Career achievements: 5 Gold Glove Awards; 2 Platinum Glove Award; 4 All-Star Game selections; 4 Silver Slugger Awards; 477 HRs; 3,166 hits
Beltré may have been a “late bloomer,” but he enjoyed as stellar a second half to his career as any player of his era. The Santo Domingo native debuted for the Dodgers at age 19 and was an average hitter over his first six seasons, but he erupted in 2004, crushing 48 homers to lead the Major Leagues while batting .334 and finishing runner-up to Barry Bonds in the NL MVP vote. Beltré signed a five-year, $64 million free agent contract with the Mariners after that season, but he failed to play up to expectations across five seasons in Seattle.
But Beltré parlayed an excellent 2010 season with the Red Sox (MLB-high 49 doubles) into a six-year deal with the Rangers, and then saw his career take off toward a Hall of Fame trajectory. He homered three times in Game 4 of the ’11 ALDS against the Rays to send Texas on to the ALCS and eventually the World Series, where he homered in Games 5 and 6 against the Cardinals. His bat continued to flourish in Arlington, as he averaged 27 homers and 182 hits per season from 2012-16, and his glove at third base also earned national acclaim as he took home back-to-back Rawlings Platinum Glove Awards (given to the best overall defender in each league) in ’11 and ’12. Beltré perhaps cemented his Hall of Fame candidacy on July 30, 2017, when he doubled for his 3,000th career hit. He became only the third primary third baseman to reach that mark (along with Wade Boggs and George Brett) and the first Dominican-born player to do so (since joined by Pujols).
Career achievements: 1998 NL MVP Award; 7 All-Star Game selections; 6 Silver Slugger Awards; 609 HRs
Sosa, who grew up in poverty in San Pedro de Macoris, became one of the most famous men in two countries -- American and the Dominican Republic -- after he battled Mark McGwire for the single-season home run record in 1998. Sosa, who had never topped 33 homers before the ’93 season and never topped 40 before ’98, slugged neck-and-neck with McGwire across the thrilling summer of ’98, first to see if either man could top Roger Maris’ long-standing record of 61 homers in a season and then (when it became apparent that both would surpass Maris) to see who would finish with the new record. Sosa clubbed a record 20 home runs in June alone, and finished runner-up to McGwire’s 70 homers with 66 round-trippers. But, Sosa took home the NL MVP Award that year after helping lead the Cubs to a postseason berth.
While injuries soon took their toll on McGwire, Sosa kept rolling. Slammin’ Sammy crushed 63 more dingers in 1999 and 64 in 2001 (the year Barry Bonds set a new single-season record with 73), making him the only player in history with three 60-homer seasons. He became the fifth player to hit 600 home runs during his final season with the Rangers in ’07.

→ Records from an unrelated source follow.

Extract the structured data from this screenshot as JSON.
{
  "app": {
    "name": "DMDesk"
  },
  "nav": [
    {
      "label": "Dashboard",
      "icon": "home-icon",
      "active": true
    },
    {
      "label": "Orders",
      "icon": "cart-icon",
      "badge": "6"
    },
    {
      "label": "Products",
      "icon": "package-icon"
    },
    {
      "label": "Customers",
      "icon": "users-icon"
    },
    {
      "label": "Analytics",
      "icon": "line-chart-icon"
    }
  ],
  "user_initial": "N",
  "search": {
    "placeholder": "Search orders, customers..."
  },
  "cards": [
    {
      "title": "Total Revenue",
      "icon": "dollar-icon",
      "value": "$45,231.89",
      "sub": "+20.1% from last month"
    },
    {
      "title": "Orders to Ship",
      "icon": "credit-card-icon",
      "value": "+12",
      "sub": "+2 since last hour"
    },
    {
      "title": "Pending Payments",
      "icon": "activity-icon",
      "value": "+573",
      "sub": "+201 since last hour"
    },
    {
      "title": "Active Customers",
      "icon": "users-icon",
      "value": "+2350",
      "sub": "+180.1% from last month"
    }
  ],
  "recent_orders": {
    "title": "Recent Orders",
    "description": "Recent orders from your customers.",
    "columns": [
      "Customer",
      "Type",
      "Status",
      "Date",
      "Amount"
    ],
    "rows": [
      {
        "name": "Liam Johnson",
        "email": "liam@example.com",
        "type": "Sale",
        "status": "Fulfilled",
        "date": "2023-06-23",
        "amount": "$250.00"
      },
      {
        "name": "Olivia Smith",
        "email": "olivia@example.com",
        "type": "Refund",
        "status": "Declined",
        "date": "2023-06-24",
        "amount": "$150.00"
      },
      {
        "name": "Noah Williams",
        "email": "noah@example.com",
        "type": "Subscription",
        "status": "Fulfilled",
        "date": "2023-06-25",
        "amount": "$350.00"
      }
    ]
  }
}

Matt Kelly is a reporter for MLB.com based in New York. Follow him on Twitter at @mattkellyMLB.